**Entries supplied:**
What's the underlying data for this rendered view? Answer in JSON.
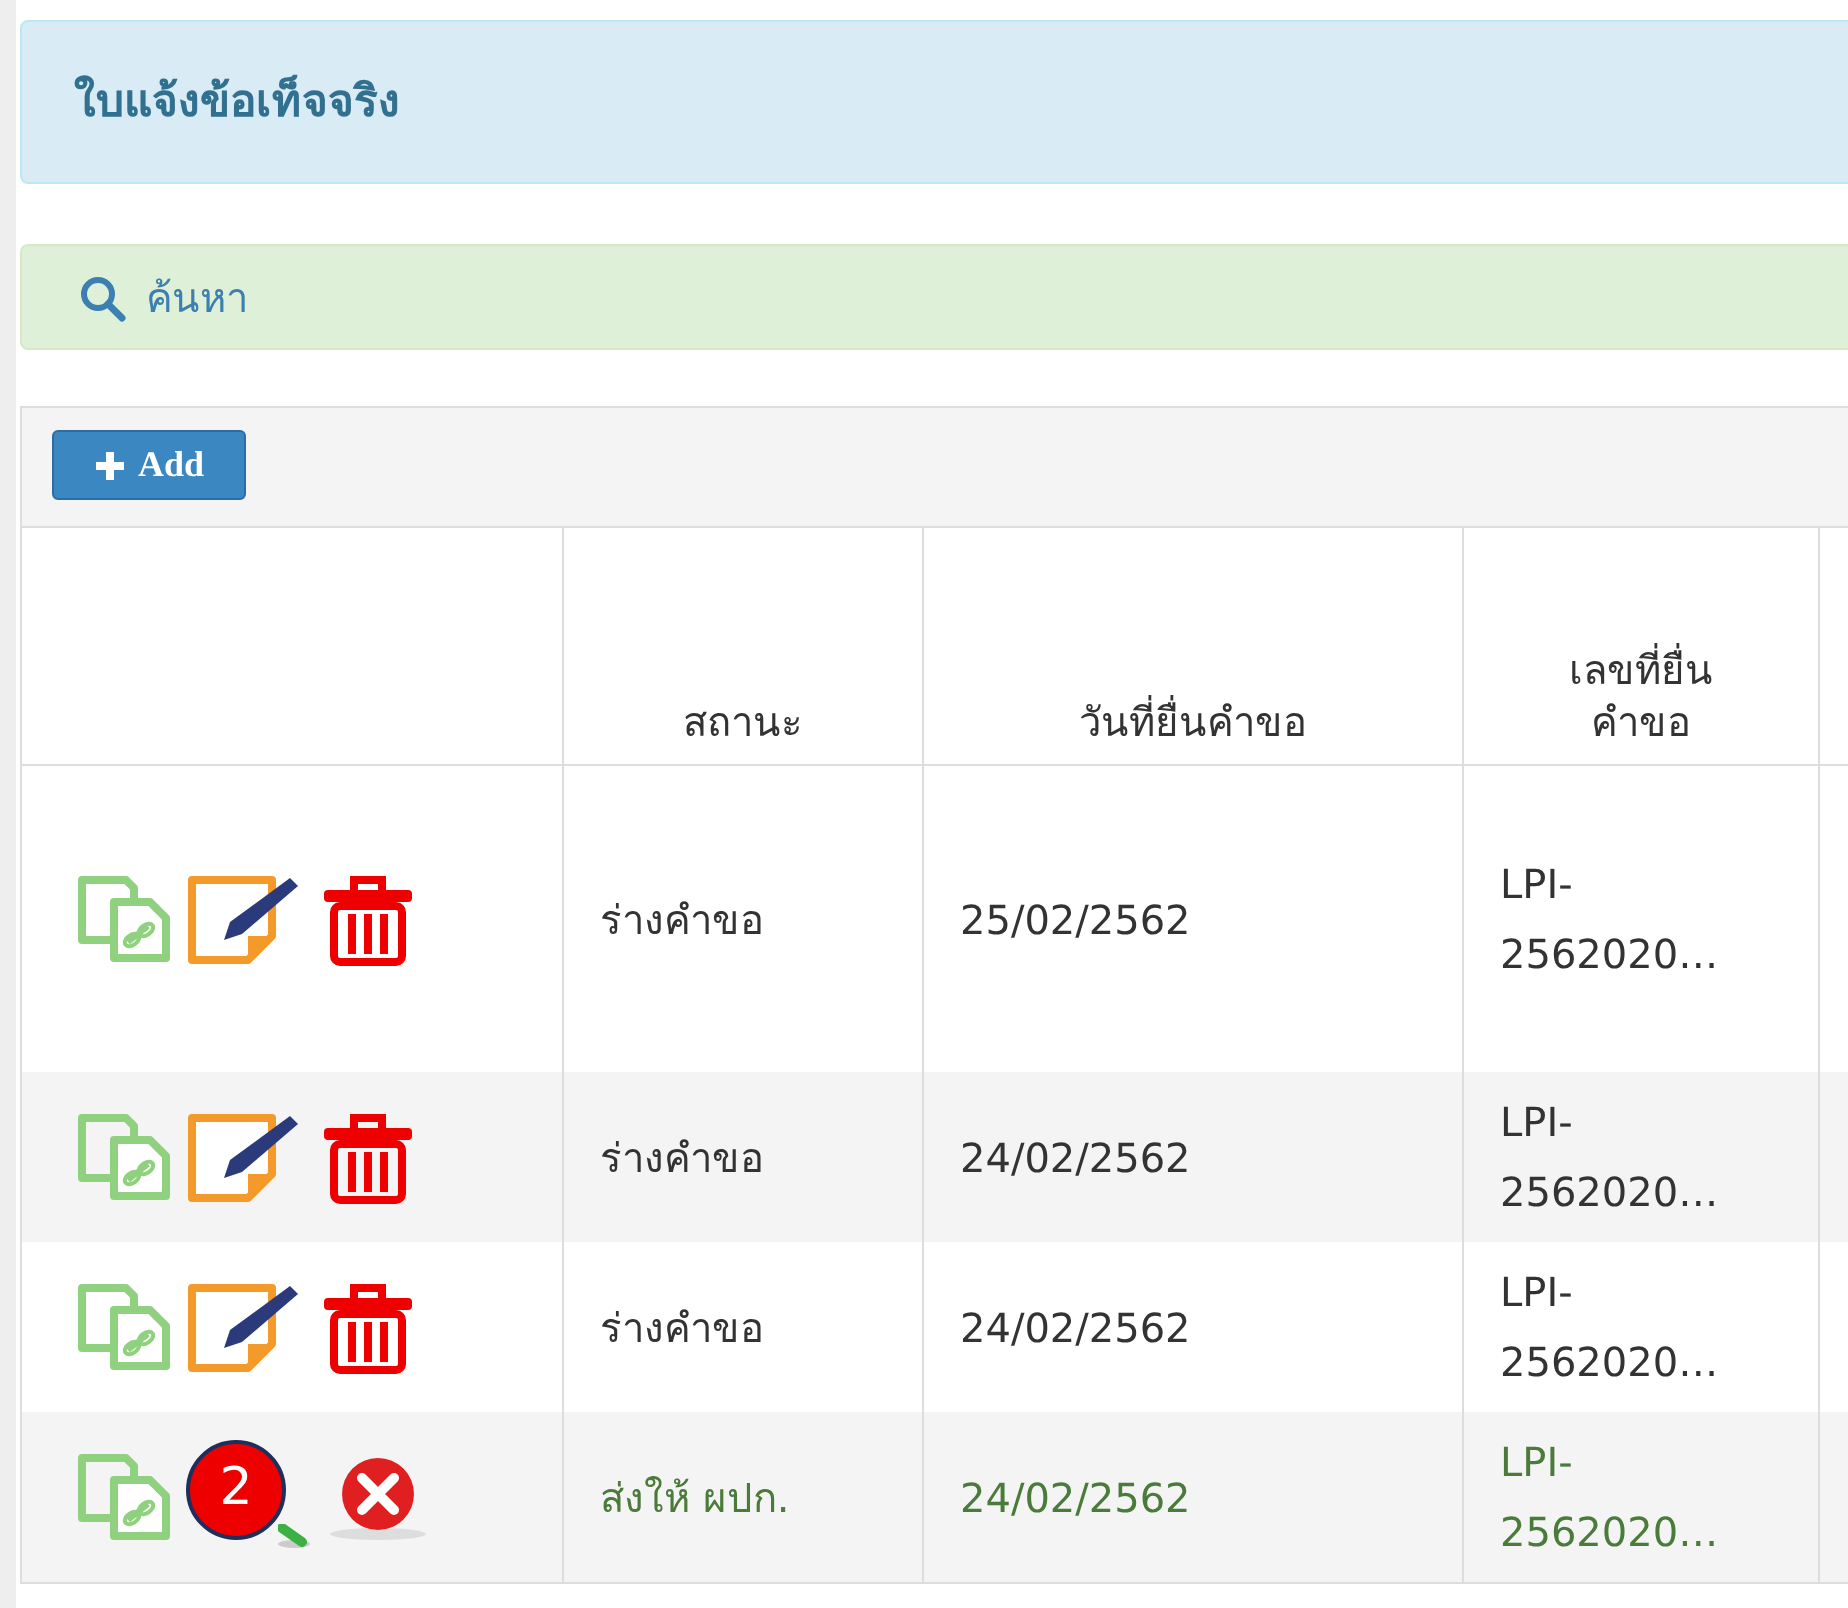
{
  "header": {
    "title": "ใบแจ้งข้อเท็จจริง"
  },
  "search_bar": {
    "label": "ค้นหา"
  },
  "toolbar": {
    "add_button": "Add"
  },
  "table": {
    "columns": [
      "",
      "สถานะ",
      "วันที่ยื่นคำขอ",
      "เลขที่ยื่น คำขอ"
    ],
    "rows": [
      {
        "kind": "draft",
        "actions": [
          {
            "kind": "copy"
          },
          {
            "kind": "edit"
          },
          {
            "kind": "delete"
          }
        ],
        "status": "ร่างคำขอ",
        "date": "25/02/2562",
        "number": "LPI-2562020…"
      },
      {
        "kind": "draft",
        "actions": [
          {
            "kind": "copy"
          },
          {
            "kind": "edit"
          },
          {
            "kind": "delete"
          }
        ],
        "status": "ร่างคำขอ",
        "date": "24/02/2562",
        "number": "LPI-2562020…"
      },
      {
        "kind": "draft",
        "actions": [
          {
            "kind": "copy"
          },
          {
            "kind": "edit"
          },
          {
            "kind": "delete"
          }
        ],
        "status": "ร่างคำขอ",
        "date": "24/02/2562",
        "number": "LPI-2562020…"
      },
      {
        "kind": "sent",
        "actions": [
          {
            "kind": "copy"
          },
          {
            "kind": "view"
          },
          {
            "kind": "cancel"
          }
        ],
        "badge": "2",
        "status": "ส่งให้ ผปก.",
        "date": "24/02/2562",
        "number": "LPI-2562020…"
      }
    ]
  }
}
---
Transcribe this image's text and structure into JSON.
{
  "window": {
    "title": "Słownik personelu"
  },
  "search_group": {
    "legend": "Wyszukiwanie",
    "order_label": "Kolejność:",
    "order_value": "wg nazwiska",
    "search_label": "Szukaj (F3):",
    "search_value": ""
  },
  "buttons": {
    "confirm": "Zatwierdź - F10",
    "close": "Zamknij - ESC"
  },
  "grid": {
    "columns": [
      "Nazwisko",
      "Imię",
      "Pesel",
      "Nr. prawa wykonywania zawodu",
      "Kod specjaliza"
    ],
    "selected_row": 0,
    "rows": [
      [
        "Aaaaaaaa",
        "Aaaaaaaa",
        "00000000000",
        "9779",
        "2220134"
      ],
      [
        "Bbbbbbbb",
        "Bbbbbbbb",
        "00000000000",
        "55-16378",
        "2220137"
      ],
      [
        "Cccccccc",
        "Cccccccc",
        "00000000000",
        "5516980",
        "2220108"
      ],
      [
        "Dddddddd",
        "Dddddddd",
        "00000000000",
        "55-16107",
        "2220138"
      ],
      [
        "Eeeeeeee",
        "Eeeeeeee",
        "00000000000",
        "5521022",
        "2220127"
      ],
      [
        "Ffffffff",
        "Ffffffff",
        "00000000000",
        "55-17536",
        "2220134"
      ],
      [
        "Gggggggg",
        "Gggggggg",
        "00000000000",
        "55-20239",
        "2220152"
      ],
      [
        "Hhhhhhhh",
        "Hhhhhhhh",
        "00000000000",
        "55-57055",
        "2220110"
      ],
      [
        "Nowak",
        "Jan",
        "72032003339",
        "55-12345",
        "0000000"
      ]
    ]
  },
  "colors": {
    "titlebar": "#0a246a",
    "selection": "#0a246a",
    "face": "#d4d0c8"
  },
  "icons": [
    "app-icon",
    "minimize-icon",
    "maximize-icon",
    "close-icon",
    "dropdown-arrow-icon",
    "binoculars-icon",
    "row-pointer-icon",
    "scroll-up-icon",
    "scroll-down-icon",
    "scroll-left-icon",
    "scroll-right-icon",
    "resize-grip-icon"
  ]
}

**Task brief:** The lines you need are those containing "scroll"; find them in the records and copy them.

**Output for this task:**
    "scroll-up-icon",
    "scroll-down-icon",
    "scroll-left-icon",
    "scroll-right-icon",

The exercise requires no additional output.